### TASK BRIEF
Which lines of the records below contain the string "label"? Report each of them.

GIVEN DATA section start

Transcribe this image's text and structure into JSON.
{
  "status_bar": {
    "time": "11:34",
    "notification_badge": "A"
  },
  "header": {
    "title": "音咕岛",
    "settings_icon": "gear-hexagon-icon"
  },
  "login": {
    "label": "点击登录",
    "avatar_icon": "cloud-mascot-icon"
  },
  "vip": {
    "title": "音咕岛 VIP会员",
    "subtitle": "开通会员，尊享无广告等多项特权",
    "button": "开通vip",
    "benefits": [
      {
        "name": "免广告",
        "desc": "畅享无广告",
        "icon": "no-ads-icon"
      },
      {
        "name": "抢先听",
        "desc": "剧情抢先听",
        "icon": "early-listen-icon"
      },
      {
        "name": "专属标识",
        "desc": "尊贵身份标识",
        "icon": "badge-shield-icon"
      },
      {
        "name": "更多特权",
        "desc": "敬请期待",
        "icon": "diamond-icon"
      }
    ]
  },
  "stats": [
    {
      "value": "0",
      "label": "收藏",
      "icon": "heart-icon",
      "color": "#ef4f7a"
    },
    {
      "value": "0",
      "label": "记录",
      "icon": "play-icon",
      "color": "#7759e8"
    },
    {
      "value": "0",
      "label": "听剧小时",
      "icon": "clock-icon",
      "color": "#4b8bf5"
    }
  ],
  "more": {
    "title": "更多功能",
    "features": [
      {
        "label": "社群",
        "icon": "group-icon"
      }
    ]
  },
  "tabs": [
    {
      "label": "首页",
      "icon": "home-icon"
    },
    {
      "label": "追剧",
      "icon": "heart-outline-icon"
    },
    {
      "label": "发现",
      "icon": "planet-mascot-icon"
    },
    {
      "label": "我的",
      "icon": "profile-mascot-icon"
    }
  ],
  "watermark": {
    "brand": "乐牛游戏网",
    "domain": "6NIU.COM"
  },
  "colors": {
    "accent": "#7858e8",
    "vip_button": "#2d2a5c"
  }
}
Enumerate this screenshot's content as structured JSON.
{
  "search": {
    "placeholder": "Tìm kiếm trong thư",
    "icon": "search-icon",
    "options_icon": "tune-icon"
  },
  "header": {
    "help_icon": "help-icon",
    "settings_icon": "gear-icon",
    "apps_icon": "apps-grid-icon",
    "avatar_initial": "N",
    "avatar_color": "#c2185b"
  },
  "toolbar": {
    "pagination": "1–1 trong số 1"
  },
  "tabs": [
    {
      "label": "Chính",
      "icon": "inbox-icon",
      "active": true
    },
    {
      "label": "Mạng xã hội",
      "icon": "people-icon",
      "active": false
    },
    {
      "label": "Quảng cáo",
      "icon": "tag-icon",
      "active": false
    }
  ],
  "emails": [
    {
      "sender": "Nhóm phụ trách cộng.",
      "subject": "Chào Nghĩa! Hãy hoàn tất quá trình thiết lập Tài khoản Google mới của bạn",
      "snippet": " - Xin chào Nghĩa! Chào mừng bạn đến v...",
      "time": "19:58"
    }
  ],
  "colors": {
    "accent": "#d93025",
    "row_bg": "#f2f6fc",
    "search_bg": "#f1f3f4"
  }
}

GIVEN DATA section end

### WRITTEN SOLUTION
    "label": "点击登录",
      "label": "收藏",
      "label": "记录",
      "label": "听剧小时",
        "label": "社群",
      "label": "首页",
      "label": "追剧",
      "label": "发现",
      "label": "我的",
      "label": "Chính",
      "label": "Mạng xã hội",
      "label": "Quảng cáo",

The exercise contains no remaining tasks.